*** Opening of Given records ***
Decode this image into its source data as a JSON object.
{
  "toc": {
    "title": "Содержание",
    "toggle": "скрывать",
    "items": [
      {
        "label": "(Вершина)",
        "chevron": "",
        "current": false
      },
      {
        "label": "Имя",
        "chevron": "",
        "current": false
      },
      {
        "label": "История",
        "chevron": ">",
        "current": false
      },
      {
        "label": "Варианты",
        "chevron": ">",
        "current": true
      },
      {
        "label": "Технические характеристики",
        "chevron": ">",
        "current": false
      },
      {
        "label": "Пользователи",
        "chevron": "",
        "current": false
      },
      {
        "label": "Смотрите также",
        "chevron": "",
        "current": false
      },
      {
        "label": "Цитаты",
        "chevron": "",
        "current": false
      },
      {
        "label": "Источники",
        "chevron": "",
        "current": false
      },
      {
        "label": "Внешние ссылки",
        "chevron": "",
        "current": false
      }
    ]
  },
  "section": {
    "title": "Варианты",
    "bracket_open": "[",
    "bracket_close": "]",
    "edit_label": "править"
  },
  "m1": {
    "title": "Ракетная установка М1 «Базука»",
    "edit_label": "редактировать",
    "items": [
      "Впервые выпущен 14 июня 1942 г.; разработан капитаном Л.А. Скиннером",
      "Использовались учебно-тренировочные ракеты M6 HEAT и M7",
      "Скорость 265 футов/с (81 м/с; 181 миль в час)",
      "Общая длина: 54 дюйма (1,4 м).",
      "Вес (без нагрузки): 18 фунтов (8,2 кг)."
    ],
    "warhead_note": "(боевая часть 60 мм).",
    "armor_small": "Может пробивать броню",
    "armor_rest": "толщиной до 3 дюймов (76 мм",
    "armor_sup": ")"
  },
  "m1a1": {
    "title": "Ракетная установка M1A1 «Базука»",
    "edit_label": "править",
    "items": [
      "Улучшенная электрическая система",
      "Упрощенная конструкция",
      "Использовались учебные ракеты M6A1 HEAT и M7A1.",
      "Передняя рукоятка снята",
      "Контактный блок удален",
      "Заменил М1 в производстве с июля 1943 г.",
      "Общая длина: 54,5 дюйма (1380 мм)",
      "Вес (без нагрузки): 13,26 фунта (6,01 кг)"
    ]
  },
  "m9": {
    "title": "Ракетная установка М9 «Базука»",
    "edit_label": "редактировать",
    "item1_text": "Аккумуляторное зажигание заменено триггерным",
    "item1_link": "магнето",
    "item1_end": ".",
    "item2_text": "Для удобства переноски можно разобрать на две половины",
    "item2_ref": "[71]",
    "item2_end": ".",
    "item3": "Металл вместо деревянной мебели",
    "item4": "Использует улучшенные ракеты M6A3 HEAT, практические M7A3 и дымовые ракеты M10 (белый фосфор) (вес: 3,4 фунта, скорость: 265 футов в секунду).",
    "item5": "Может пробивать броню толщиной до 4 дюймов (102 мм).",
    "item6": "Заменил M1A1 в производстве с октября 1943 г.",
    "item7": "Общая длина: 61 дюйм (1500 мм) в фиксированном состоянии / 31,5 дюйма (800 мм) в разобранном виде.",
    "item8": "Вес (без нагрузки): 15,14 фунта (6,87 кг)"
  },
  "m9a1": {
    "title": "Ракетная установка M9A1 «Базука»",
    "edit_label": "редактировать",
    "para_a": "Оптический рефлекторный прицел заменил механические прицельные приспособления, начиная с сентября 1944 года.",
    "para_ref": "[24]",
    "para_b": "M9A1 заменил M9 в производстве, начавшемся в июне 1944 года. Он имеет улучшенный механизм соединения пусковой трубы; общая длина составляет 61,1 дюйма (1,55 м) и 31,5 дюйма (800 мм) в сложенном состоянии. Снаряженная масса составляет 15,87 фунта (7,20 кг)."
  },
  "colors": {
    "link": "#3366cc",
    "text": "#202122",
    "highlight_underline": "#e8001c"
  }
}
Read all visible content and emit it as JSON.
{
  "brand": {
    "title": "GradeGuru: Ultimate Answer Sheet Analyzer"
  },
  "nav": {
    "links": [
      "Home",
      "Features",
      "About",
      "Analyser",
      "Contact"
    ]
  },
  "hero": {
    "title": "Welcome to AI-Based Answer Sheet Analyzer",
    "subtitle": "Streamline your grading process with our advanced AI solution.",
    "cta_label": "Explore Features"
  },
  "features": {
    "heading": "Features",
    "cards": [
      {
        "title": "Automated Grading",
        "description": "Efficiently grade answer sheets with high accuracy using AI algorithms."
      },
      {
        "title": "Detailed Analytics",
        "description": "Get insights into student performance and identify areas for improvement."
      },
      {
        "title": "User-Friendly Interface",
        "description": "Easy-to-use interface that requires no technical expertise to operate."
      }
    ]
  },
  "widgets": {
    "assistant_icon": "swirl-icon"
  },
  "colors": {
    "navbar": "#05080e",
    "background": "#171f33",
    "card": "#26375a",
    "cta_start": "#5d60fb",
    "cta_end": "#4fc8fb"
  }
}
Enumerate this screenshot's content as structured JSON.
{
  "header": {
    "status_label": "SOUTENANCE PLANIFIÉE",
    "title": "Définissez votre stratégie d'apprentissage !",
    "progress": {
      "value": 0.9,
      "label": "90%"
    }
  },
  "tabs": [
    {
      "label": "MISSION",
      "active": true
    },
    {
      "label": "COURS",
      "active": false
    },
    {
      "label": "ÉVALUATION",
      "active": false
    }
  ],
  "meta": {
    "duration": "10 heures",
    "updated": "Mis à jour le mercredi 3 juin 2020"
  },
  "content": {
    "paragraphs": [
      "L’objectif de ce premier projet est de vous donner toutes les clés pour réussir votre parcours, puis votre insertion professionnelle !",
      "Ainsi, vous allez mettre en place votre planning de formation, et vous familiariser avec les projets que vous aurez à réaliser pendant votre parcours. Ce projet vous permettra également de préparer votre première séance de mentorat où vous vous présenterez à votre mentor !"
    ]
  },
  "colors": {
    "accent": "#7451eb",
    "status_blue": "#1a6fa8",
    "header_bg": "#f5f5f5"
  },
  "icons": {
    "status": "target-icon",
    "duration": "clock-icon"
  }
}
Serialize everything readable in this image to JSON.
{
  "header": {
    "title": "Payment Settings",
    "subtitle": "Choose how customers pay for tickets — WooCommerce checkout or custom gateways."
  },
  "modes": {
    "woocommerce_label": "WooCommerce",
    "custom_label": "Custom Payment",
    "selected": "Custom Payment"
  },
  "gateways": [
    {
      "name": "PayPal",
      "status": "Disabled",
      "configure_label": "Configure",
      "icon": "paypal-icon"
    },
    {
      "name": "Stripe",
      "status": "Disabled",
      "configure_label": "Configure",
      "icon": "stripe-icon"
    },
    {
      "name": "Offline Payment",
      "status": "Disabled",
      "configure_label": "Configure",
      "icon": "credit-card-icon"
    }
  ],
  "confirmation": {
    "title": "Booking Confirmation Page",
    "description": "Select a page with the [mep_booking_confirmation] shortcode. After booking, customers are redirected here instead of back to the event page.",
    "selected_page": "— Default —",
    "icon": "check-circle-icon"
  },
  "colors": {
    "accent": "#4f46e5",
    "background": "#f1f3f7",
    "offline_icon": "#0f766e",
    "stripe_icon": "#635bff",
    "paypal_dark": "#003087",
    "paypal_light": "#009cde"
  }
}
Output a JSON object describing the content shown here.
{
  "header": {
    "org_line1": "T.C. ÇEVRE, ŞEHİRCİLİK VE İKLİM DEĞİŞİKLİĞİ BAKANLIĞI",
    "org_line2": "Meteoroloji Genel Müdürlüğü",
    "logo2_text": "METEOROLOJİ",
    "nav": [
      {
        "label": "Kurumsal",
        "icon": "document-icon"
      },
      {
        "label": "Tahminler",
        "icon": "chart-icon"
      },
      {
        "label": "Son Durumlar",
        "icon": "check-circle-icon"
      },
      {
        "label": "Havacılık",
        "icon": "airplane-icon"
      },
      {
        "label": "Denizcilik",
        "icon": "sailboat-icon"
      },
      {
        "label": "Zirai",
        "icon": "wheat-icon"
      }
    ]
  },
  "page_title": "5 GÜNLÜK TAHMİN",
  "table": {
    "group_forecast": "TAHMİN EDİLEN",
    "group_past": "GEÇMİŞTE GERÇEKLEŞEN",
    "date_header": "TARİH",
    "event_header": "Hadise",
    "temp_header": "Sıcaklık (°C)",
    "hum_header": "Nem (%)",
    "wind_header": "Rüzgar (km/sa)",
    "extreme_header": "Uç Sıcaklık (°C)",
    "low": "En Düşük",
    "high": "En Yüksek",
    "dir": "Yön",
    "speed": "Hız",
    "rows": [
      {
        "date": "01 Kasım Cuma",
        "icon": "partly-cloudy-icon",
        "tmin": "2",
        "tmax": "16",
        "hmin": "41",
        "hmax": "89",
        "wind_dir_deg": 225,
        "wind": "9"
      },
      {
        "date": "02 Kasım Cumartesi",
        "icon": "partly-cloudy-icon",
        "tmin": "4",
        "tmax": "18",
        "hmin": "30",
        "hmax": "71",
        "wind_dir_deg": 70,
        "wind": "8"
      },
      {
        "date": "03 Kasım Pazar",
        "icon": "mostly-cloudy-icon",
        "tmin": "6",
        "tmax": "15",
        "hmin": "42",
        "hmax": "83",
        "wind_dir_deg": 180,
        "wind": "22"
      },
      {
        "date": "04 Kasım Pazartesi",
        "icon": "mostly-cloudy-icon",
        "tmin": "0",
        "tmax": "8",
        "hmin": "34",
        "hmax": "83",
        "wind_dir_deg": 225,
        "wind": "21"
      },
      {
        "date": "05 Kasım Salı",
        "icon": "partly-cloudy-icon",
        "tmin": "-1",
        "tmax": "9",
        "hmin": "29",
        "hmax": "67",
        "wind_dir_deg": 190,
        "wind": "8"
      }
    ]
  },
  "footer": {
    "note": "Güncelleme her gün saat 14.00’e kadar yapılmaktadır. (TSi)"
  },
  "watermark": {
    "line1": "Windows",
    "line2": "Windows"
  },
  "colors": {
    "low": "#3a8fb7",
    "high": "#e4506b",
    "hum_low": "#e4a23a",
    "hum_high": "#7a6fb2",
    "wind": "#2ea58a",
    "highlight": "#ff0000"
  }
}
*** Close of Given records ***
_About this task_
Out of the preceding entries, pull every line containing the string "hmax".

_Solution to the problem_
        "hmax": "89",
        "hmax": "71",
        "hmax": "83",
        "hmax": "83",
        "hmax": "67",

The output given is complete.